We found that amongst the skillsets represented on our team, we had an ability to immediately begin producing isolation gowns and cloth face masks. These will be donated to facilities in need, while the cloth face masks will also be distributed amongst the community.
We already have one of the hospitals we partner with requesting 100 isolation gowns if we can produce them! They are bracing for a surge in COVID-19 patients. The first few confirmed cases in their area surfaced a few days ago. It’s just a matter of time.
We are already in process of helping this particular facility purchase 50 initial isolation gowns and 10 reusable respirators for their staff from the remaining supply in the market. We hope that holds them over until our own production can increase!
Making Masks To Slow The Spread
While we begin ramping up the PPE sewing project to help healthcare workers, we’ve found there is a demand in the community for washable, durable cloth face masks too.
A cloth face mask may not be appropriate for a front-line healthcare worker. They typically need N95 respirators. They would only use a cloth face mask as a last resort in the most dire of circumstances (which we may yet see happen during this pandemic).
Making an N95 respirator is out of the question. The process requires a multi-million dollar machine that blows nano-sized filament together to make the masks.

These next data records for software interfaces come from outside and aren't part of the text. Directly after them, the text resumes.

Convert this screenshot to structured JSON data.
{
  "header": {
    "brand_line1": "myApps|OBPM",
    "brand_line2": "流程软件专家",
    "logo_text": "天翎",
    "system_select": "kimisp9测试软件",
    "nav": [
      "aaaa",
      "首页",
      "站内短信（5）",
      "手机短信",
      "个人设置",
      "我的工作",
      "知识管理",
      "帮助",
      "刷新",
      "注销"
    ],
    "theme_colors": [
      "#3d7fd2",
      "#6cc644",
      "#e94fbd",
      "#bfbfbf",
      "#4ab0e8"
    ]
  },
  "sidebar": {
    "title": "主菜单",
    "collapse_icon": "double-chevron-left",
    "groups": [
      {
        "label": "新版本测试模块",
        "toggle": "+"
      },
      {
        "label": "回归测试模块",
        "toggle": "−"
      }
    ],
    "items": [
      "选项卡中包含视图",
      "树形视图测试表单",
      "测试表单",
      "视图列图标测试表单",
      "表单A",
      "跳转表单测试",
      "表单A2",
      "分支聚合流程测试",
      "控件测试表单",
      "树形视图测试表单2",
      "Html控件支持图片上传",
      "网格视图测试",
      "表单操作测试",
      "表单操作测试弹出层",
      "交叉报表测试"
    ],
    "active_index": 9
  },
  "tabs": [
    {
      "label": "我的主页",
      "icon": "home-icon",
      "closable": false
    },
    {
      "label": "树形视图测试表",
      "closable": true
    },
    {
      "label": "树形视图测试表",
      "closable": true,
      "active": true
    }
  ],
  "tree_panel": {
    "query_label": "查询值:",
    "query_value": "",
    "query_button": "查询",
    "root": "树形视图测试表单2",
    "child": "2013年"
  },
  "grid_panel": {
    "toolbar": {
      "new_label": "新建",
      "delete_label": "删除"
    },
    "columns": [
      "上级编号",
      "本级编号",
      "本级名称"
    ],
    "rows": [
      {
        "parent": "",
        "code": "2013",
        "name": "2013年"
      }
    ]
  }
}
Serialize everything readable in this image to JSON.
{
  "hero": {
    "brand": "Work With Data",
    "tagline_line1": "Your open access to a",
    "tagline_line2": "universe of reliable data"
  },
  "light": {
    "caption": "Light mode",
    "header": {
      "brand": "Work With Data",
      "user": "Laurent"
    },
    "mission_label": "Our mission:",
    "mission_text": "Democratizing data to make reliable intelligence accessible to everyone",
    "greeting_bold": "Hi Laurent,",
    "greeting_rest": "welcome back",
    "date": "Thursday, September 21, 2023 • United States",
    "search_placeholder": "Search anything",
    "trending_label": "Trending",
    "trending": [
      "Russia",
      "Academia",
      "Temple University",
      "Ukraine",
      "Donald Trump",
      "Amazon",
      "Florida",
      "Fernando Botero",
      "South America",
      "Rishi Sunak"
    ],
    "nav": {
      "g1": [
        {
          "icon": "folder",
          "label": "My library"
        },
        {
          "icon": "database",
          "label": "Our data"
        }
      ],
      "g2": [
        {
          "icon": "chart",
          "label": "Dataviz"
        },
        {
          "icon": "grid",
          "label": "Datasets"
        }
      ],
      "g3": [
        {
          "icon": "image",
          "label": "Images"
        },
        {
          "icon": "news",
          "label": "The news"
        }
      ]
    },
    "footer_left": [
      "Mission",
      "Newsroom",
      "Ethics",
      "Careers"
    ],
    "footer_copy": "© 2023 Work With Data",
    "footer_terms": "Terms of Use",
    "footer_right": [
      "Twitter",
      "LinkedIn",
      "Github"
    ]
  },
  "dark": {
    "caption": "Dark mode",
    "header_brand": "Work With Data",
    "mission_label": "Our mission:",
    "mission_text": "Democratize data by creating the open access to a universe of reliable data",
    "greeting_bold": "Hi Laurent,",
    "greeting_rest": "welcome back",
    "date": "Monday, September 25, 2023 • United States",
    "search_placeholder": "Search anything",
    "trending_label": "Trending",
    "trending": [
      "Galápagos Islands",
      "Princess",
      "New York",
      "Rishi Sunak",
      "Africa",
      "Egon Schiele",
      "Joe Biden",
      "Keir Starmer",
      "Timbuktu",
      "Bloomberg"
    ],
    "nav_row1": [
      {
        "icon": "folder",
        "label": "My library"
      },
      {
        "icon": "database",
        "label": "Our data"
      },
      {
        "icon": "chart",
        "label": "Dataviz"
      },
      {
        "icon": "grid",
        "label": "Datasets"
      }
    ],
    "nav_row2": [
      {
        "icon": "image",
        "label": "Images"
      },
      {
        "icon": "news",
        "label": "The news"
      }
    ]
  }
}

What we can produce, however, is a cloth face mask that provides protection in a different way. Neither the cloth face mask or the non-N95 surgical masks were really designed to fully protect the wearer from infection (although there is some benefit, compared to wearing no mask at all).
Surgeons primarily wear surgical masks for one reason – to ensure they don’t cough, sneeze or breathe on a patient during surgery and inadvertently infect them. They wear it to protect others from themself.
These cloth masks won’t fully protect the wearer from COVID-19 infection by someone else, BUT it does help towards protecting everyone else from the person wearing it if they cough/sneeze or otherwise spread the virus unknowingly. Some have argued this is a reasonable public health measure to implement in order to help slow the spread of COIVD-19.
We currently feel this can not only provide some lower level of protection to people in our community, but can also protect the rest of us from those who may be unwitting asymptomatic spreaders.
Masks are also being required here for people who go out to essential stores. If you don’t have a mask, you might not be allowed in. For refugees that can’t afford to buy one from the dwindling market supplies, a washable cloth mask might mean the difference between leaving home or having to stay in and not get needed supplies.
Making a cloth face mask is a lot easier – and faster – than a full isolation gown. Our hope is to provide many masks for the community in the weeks ahead. Pray for the team in this regard!
You Can Do These Things Too!
One of the interesting things about this current pandemic is its global nature. The problems we are facing out here – and some of the solutions for them – are not too different for some of you in the West reading this!
Many of you could help sew isolation gowns for your community’s health workers or cloth face masks for those in your church/neighborhood. It may not seem like much, but every little bit counts.
We plan to post the patterns and further information on COVID-19 relief in a special section on our website later this coming week. If you want the gown/face mask patterns before that time, go ahead and just contact us for them directly, we’d be glad to provide them!